  • (12) Clothes such as coat, scarf, cap, etc. should be dry cleaned.
  • (13) In order to prevent re-infestation, all such activities should be avoided that are likely to spread lice such as head-to-head contact during play and at home; sharing of clothes and towels, hair brushes and combs; and lying on beds, sofas, couches, pillows, carpets, or stuffed animals that have recently been in contact with an infested person.


  • (1) Chunekar KC. Bhavaprakasha Nighantu. Edited by Dr GS Pandey. Varanasi: Chaukhamba Bharati Academy, 1999. p. 317-320.
  • (2) India, Ministry of Health and Family Welfare. The Ayurvedic pharmacopoeia of India. Part I. Vol. III. New Delhi: Department of Indian Systems of Medicine & Homeopathy, 2001. p. 43-44.
  • (3) India, Ministry of Health and Family Welfare. The Ayurvedic pharmacopoeia of India. Part I. Vol. III. New Delhi: Department of Indian Systems of Medicine & Homeopathy, 2001. p. 44.
  • (4) Sharma PC, Yelne MB, Dennis TJ. Database on medicinal plants used in Ayurveda. Vol. 2. p New Delhi: Central Council for Research in Ayurveda & Siddha, 2001. 203.

Further reading

  • (1) U. S. Department of Health and Human Services, Centers for Disease Control and Prevention, Division of Parasitic Diseases. Web site http://www.cdc.gov/ncidod/dpd/index.htm (accessed 21 February 2010).
  • (2) Kurup PNV, Ramadas VNK, Joshi P. Handbook of medicinal plants. New Delhi: Central Council for Research in Ayurveda and Siddha, 1979.
  • (3) Nadkarni AK. Dr K.M. Nadkarni’s Indian materia medica. Vol. I. Bombay: Popular Book Depot, 1976.
  • (4) Sharma PV. Classical uses of medicinal plants.

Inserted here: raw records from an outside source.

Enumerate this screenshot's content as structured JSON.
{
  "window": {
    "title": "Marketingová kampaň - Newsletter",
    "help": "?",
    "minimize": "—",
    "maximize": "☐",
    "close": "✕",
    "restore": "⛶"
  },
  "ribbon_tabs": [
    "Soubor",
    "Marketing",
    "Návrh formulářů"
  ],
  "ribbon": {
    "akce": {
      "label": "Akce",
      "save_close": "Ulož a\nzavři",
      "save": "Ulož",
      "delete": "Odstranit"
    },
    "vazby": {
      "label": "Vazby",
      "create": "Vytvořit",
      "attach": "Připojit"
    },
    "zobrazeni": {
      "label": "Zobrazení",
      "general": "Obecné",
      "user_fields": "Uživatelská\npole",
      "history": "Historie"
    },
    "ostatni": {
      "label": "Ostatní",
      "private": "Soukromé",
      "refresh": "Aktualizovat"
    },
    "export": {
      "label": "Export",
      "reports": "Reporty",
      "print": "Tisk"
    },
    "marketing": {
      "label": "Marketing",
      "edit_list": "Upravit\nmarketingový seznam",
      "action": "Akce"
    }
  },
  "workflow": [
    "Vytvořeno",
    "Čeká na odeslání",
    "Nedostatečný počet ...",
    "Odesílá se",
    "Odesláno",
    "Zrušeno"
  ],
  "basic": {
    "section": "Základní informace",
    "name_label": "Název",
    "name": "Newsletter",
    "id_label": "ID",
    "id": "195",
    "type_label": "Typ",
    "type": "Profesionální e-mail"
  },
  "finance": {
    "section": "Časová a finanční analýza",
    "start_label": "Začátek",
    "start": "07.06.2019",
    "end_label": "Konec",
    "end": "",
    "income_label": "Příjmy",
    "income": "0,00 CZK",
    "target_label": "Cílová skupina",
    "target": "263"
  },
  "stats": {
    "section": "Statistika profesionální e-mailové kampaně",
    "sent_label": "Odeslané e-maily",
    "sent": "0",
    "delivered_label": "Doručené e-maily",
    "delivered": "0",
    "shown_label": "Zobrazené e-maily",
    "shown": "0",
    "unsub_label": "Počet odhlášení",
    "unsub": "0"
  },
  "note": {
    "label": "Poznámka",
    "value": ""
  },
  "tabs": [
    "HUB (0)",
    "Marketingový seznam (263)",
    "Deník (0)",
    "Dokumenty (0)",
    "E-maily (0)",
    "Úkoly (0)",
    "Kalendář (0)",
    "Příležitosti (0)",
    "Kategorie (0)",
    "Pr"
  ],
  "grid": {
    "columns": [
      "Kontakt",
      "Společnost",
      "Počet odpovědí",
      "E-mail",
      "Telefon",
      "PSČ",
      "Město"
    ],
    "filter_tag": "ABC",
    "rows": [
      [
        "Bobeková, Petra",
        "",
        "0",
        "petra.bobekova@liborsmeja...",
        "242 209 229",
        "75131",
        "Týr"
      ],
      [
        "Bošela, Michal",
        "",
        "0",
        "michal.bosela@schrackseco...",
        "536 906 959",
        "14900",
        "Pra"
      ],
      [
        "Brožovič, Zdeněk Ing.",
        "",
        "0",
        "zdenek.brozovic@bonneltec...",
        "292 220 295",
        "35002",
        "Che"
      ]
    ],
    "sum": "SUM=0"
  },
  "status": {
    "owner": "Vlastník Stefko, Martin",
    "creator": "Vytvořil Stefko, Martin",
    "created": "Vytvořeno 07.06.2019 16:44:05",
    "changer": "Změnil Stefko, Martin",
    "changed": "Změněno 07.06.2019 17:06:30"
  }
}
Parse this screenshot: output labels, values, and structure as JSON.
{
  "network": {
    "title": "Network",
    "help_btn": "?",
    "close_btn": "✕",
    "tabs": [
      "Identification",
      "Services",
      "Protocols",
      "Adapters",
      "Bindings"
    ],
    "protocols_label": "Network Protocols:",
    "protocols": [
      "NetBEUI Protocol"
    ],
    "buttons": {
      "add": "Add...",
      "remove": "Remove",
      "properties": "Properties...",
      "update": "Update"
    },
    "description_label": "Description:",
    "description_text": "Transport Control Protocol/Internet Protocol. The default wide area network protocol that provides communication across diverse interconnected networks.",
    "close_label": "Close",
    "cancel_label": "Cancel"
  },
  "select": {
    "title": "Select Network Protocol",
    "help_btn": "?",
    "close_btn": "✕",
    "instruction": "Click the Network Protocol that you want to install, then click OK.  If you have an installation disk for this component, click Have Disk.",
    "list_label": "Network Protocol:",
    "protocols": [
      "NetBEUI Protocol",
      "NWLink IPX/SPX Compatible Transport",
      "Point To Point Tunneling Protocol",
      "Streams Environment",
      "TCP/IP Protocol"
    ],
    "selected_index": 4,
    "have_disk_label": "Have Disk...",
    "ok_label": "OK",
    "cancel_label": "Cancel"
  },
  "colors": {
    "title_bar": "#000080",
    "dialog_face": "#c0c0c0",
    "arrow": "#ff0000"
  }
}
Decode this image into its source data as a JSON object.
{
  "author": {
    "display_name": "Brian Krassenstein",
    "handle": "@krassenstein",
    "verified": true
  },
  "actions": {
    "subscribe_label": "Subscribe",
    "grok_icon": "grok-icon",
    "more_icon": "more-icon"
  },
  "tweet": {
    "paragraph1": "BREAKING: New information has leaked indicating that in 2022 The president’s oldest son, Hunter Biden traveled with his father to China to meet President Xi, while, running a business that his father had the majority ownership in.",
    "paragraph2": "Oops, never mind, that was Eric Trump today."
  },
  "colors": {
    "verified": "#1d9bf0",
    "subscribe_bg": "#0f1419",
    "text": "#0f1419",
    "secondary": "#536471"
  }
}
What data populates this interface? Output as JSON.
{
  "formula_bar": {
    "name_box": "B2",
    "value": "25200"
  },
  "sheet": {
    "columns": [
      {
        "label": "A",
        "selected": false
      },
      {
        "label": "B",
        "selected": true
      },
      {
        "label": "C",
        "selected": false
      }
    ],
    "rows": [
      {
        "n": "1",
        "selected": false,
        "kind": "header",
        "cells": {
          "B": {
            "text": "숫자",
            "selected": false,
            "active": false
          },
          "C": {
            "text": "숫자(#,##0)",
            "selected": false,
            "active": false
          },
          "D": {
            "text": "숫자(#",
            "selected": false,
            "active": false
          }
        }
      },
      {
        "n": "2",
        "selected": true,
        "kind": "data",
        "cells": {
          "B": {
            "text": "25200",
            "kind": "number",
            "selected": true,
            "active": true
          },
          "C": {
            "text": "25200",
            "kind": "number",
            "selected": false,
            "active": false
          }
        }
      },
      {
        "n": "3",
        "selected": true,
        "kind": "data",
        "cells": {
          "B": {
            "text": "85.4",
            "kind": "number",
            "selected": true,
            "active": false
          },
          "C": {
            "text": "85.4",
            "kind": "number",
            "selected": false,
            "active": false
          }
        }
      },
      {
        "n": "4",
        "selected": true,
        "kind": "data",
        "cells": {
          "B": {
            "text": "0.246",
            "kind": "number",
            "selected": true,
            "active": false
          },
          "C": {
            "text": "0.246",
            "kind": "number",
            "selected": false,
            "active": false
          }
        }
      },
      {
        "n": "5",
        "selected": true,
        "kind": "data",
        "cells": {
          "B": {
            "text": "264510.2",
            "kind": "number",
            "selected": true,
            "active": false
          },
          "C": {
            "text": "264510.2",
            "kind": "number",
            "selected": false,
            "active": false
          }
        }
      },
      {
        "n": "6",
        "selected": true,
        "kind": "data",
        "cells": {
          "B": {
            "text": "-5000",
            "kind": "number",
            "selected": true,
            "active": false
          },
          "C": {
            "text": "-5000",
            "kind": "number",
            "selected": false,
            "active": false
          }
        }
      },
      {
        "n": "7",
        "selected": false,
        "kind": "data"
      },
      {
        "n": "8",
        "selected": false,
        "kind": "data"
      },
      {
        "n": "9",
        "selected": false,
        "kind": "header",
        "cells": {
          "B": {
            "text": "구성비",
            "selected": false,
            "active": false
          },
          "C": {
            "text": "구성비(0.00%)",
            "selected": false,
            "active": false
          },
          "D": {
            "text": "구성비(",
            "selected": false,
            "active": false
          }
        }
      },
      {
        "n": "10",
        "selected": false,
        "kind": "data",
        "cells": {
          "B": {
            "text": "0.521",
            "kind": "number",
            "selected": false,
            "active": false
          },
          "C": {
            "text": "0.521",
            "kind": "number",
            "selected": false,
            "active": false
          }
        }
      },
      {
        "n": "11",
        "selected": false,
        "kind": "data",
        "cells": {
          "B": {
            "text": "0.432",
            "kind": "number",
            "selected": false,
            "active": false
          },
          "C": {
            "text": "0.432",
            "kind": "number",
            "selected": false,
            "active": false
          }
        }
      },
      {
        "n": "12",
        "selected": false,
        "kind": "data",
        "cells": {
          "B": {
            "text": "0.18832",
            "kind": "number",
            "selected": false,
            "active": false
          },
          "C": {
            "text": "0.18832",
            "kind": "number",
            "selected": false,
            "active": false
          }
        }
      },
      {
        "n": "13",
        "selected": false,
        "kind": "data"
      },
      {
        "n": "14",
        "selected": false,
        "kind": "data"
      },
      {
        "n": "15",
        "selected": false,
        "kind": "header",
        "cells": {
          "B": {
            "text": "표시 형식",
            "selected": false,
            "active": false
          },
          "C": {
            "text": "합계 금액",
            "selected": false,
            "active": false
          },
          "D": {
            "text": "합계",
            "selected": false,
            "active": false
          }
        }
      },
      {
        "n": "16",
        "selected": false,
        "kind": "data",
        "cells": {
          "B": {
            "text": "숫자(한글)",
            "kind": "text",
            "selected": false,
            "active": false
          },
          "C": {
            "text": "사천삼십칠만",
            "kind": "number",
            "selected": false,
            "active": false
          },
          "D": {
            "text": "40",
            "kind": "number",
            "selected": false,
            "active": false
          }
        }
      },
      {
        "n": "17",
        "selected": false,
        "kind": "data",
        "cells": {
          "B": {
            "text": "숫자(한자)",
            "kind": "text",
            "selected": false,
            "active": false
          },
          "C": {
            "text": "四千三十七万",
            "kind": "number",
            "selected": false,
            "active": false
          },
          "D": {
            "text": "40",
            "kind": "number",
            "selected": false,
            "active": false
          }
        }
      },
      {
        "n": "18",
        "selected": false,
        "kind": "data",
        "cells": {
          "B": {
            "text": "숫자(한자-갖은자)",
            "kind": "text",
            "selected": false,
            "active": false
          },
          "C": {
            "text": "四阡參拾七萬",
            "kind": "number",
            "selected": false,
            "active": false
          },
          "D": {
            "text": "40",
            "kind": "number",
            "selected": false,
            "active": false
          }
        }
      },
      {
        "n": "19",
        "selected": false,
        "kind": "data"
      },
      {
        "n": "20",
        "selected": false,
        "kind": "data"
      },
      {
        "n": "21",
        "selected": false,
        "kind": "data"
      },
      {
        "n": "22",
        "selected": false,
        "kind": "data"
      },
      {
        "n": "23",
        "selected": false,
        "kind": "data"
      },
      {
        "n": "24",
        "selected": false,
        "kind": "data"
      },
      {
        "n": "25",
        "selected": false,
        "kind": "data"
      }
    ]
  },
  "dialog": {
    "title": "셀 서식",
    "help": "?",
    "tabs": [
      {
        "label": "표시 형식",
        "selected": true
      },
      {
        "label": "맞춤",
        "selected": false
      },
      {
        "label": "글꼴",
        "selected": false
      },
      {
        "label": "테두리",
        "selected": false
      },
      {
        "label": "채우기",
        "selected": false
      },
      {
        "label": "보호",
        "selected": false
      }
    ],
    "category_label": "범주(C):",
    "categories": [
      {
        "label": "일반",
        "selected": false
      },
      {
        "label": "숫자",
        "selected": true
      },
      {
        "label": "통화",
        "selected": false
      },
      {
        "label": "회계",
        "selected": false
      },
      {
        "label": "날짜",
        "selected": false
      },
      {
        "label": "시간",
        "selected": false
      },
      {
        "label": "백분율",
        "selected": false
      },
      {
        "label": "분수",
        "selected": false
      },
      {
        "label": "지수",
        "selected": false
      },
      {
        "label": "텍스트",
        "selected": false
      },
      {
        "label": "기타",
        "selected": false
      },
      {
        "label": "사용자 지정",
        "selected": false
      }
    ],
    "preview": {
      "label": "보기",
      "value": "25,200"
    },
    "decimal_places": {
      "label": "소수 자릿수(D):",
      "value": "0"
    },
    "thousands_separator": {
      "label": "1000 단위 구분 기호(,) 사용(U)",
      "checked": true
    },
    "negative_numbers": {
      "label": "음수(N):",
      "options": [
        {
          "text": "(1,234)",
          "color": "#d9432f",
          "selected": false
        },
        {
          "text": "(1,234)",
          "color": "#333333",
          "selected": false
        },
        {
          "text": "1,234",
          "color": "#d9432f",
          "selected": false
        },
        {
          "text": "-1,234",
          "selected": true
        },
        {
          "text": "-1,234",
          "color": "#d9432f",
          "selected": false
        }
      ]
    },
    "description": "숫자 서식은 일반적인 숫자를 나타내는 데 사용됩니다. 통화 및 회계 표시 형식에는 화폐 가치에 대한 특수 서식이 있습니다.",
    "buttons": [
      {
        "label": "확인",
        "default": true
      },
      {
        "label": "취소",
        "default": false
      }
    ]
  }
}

Varanasi: Chaukhambha Visvabharati, 1996.
  • (5) Sharma PV. Dravyaguna vijnana. Vol. II. Varanasi: Chaukhamba Bharati Academy, 2001.
  • (6) India, Ministry of Health and Family Welfare. The Ayurvedic pharmacopoeia of India. Part I. Vol. IV. New Delhi: Department of Indian Systems of Medicine and Homeopathy, 2004.

Source: Traditional Herbal Remedies for Primary Health Care - WHO